Please retype all of the records below word for word, leaving out any pictures.

[Element data from apps and pages]
☆ ☆ ☆ ☆

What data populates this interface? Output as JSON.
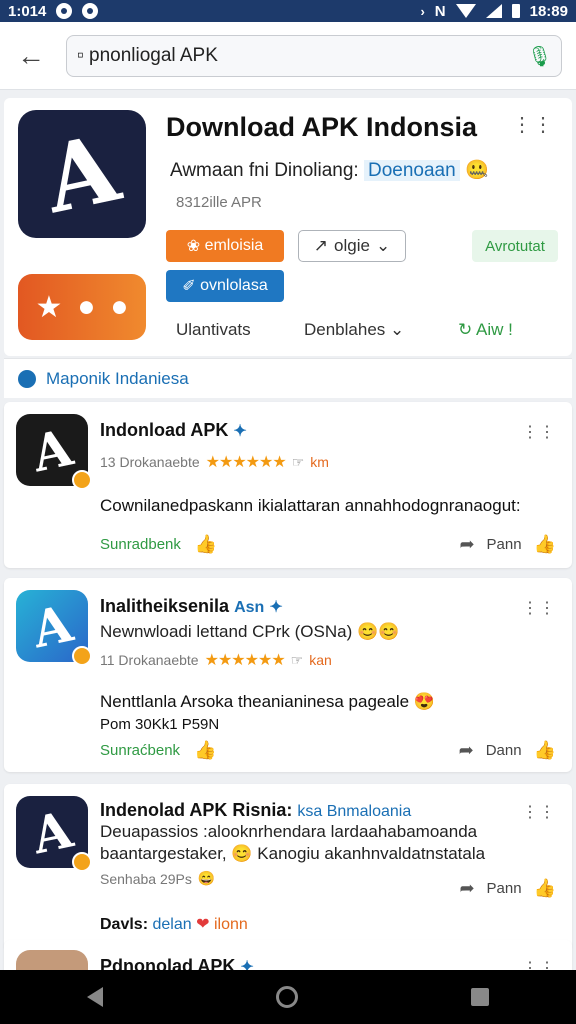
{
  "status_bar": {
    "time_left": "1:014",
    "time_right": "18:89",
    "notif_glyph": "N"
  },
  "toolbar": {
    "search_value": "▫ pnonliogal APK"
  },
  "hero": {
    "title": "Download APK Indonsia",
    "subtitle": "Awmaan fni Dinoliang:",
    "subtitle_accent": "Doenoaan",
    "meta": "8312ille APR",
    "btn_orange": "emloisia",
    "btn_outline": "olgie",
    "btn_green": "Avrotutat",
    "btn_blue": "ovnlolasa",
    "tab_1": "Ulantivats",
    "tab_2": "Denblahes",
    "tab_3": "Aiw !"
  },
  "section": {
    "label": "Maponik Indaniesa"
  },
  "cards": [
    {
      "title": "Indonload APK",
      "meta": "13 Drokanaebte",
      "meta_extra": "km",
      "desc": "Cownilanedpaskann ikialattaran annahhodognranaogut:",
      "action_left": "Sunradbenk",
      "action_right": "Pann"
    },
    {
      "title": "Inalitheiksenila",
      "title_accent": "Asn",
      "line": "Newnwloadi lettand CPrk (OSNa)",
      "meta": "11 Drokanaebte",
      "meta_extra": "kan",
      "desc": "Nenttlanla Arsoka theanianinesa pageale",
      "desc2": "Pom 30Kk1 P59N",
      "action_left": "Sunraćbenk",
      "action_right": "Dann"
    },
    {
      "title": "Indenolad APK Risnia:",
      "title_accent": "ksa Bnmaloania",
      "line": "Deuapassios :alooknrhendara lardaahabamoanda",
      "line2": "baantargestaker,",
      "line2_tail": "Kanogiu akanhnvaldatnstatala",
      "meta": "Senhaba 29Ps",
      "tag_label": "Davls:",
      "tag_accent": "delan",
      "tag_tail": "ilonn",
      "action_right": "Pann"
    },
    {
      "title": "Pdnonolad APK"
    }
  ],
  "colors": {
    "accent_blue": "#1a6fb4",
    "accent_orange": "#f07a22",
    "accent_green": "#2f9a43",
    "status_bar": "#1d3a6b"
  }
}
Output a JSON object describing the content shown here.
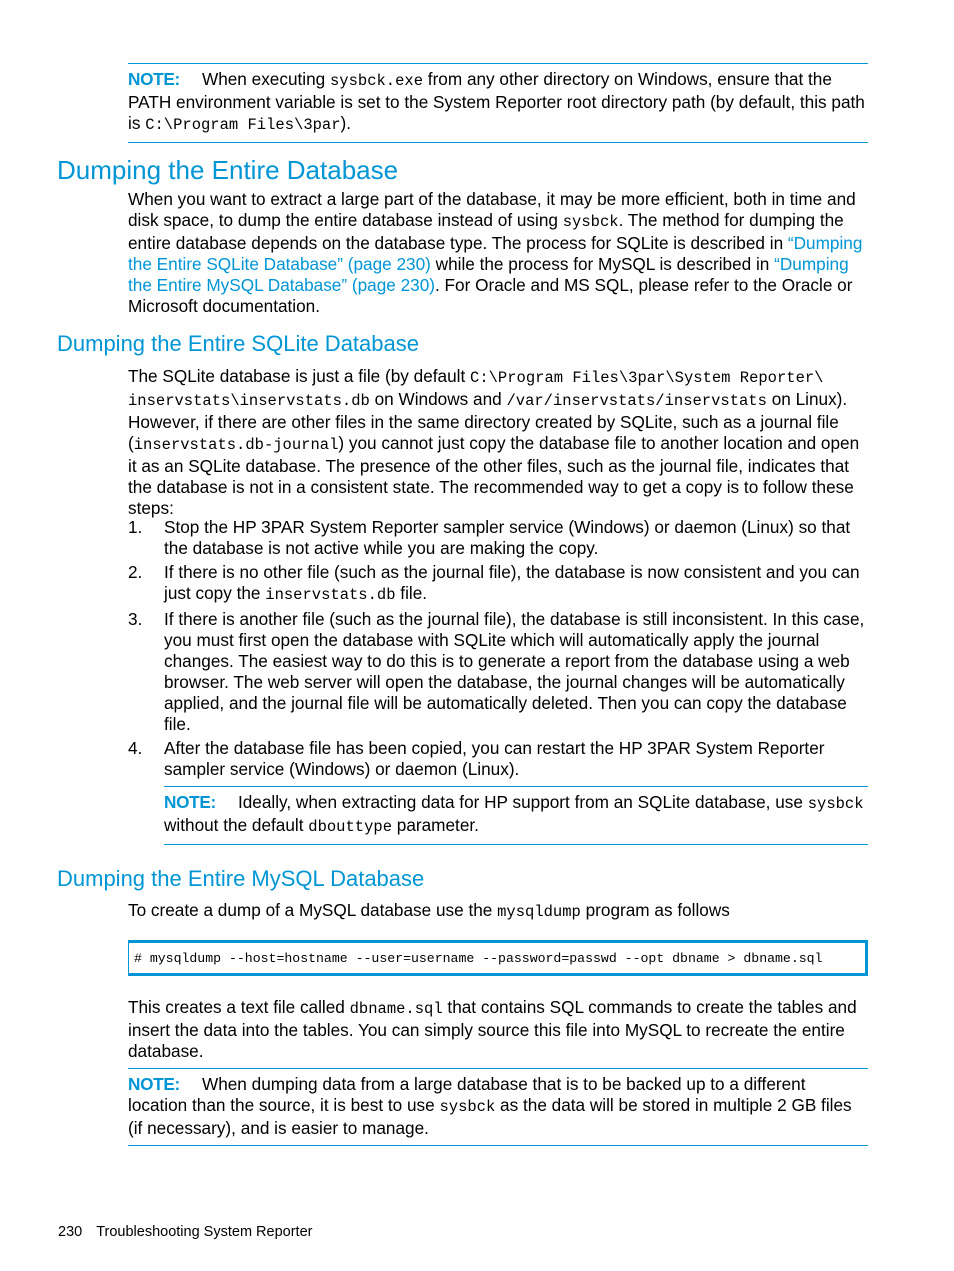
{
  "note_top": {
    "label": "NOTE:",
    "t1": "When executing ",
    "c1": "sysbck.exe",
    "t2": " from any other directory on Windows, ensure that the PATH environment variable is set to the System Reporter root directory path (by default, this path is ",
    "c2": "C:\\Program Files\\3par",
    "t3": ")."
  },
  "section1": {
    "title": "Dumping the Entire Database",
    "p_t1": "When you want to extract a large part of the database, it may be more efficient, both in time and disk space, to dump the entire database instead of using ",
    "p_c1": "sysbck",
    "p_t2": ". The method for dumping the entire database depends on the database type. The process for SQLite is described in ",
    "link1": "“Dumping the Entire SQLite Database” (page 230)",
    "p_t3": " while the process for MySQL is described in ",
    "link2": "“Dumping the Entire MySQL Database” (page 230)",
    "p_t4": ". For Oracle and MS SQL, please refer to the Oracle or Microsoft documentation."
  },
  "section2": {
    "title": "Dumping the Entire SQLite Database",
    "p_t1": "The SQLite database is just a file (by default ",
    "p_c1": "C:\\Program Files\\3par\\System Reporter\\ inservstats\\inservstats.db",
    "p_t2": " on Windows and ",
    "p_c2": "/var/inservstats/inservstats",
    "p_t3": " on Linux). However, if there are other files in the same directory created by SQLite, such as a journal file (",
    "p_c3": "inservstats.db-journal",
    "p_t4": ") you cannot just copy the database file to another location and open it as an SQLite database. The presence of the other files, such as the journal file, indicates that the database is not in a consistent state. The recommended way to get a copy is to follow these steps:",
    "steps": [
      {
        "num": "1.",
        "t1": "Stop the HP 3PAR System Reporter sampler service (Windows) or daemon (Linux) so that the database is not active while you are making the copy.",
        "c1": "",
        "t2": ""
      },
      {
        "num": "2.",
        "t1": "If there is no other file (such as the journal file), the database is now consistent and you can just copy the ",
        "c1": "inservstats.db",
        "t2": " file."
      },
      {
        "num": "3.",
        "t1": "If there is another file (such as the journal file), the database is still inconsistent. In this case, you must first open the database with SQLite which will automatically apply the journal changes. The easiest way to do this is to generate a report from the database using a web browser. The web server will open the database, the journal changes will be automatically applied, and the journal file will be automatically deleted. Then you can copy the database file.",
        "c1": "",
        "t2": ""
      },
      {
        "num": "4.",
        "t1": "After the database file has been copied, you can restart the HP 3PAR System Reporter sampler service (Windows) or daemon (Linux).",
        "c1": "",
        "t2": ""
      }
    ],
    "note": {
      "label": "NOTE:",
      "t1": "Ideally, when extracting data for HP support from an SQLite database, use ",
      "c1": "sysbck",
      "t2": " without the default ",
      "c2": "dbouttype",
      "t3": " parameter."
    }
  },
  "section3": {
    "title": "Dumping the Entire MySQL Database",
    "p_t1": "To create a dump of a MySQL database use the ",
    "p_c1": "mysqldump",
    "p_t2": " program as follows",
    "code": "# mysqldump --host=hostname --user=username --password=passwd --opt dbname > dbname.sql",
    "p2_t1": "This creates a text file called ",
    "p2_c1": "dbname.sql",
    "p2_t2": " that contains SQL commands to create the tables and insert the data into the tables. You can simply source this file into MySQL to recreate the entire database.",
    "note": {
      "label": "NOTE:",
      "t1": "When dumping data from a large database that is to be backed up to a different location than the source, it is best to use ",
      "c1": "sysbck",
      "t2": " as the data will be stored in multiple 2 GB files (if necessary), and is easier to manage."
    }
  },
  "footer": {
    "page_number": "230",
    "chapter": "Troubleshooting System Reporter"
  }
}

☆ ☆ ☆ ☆

### RESULT OF THE TASK
What data populates this interface? Output as JSON.
{
  "status_bar": {
    "time_left": "1:014",
    "time_right": "18:89",
    "notif_glyph": "N"
  },
  "toolbar": {
    "search_value": "▫ pnonliogal APK"
  },
  "hero": {
    "title": "Download APK Indonsia",
    "subtitle": "Awmaan fni Dinoliang:",
    "subtitle_accent": "Doenoaan",
    "meta": "8312ille APR",
    "btn_orange": "emloisia",
    "btn_outline": "olgie",
    "btn_green": "Avrotutat",
    "btn_blue": "ovnlolasa",
    "tab_1": "Ulantivats",
    "tab_2": "Denblahes",
    "tab_3": "Aiw !"
  },
  "section": {
    "label": "Maponik Indaniesa"
  },
  "cards": [
    {
      "title": "Indonload APK",
      "meta": "13 Drokanaebte",
      "meta_extra": "km",
      "desc": "Cownilanedpaskann ikialattaran annahhodognranaogut:",
      "action_left": "Sunradbenk",
      "action_right": "Pann"
    },
    {
      "title": "Inalitheiksenila",
      "title_accent": "Asn",
      "line": "Newnwloadi lettand CPrk (OSNa)",
      "meta": "11 Drokanaebte",
      "meta_extra": "kan",
      "desc": "Nenttlanla Arsoka theanianinesa pageale",
      "desc2": "Pom 30Kk1 P59N",
      "action_left": "Sunraćbenk",
      "action_right": "Dann"
    },
    {
      "title": "Indenolad APK Risnia:",
      "title_accent": "ksa Bnmaloania",
      "line": "Deuapassios :alooknrhendara lardaahabamoanda",
      "line2": "baantargestaker,",
      "line2_tail": "Kanogiu akanhnvaldatnstatala",
      "meta": "Senhaba 29Ps",
      "tag_label": "Davls:",
      "tag_accent": "delan",
      "tag_tail": "ilonn",
      "action_right": "Pann"
    },
    {
      "title": "Pdnonolad APK"
    }
  ],
  "colors": {
    "accent_blue": "#1a6fb4",
    "accent_orange": "#f07a22",
    "accent_green": "#2f9a43",
    "status_bar": "#1d3a6b"
  }
}
Output a JSON object describing the content shown here.
{
  "note_top": {
    "label": "NOTE:",
    "t1": "When executing ",
    "c1": "sysbck.exe",
    "t2": " from any other directory on Windows, ensure that the PATH environment variable is set to the System Reporter root directory path (by default, this path is ",
    "c2": "C:\\Program Files\\3par",
    "t3": ")."
  },
  "section1": {
    "title": "Dumping the Entire Database",
    "p_t1": "When you want to extract a large part of the database, it may be more efficient, both in time and disk space, to dump the entire database instead of using ",
    "p_c1": "sysbck",
    "p_t2": ". The method for dumping the entire database depends on the database type. The process for SQLite is described in ",
    "link1": "“Dumping the Entire SQLite Database” (page 230)",
    "p_t3": " while the process for MySQL is described in ",
    "link2": "“Dumping the Entire MySQL Database” (page 230)",
    "p_t4": ". For Oracle and MS SQL, please refer to the Oracle or Microsoft documentation."
  },
  "section2": {
    "title": "Dumping the Entire SQLite Database",
    "p_t1": "The SQLite database is just a file (by default ",
    "p_c1": "C:\\Program Files\\3par\\System Reporter\\ inservstats\\inservstats.db",
    "p_t2": " on Windows and ",
    "p_c2": "/var/inservstats/inservstats",
    "p_t3": " on Linux). However, if there are other files in the same directory created by SQLite, such as a journal file (",
    "p_c3": "inservstats.db-journal",
    "p_t4": ") you cannot just copy the database file to another location and open it as an SQLite database. The presence of the other files, such as the journal file, indicates that the database is not in a consistent state. The recommended way to get a copy is to follow these steps:",
    "steps": [
      {
        "num": "1.",
        "t1": "Stop the HP 3PAR System Reporter sampler service (Windows) or daemon (Linux) so that the database is not active while you are making the copy.",
        "c1": "",
        "t2": ""
      },
      {
        "num": "2.",
        "t1": "If there is no other file (such as the journal file), the database is now consistent and you can just copy the ",
        "c1": "inservstats.db",
        "t2": " file."
      },
      {
        "num": "3.",
        "t1": "If there is another file (such as the journal file), the database is still inconsistent. In this case, you must first open the database with SQLite which will automatically apply the journal changes. The easiest way to do this is to generate a report from the database using a web browser. The web server will open the database, the journal changes will be automatically applied, and the journal file will be automatically deleted. Then you can copy the database file.",
        "c1": "",
        "t2": ""
      },
      {
        "num": "4.",
        "t1": "After the database file has been copied, you can restart the HP 3PAR System Reporter sampler service (Windows) or daemon (Linux).",
        "c1": "",
        "t2": ""
      }
    ],
    "note": {
      "label": "NOTE:",
      "t1": "Ideally, when extracting data for HP support from an SQLite database, use ",
      "c1": "sysbck",
      "t2": " without the default ",
      "c2": "dbouttype",
      "t3": " parameter."
    }
  },
  "section3": {
    "title": "Dumping the Entire MySQL Database",
    "p_t1": "To create a dump of a MySQL database use the ",
    "p_c1": "mysqldump",
    "p_t2": " program as follows",
    "code": "# mysqldump --host=hostname --user=username --password=passwd --opt dbname > dbname.sql",
    "p2_t1": "This creates a text file called ",
    "p2_c1": "dbname.sql",
    "p2_t2": " that contains SQL commands to create the tables and insert the data into the tables. You can simply source this file into MySQL to recreate the entire database.",
    "note": {
      "label": "NOTE:",
      "t1": "When dumping data from a large database that is to be backed up to a different location than the source, it is best to use ",
      "c1": "sysbck",
      "t2": " as the data will be stored in multiple 2 GB files (if necessary), and is easier to manage."
    }
  },
  "footer": {
    "page_number": "230",
    "chapter": "Troubleshooting System Reporter"
  }
}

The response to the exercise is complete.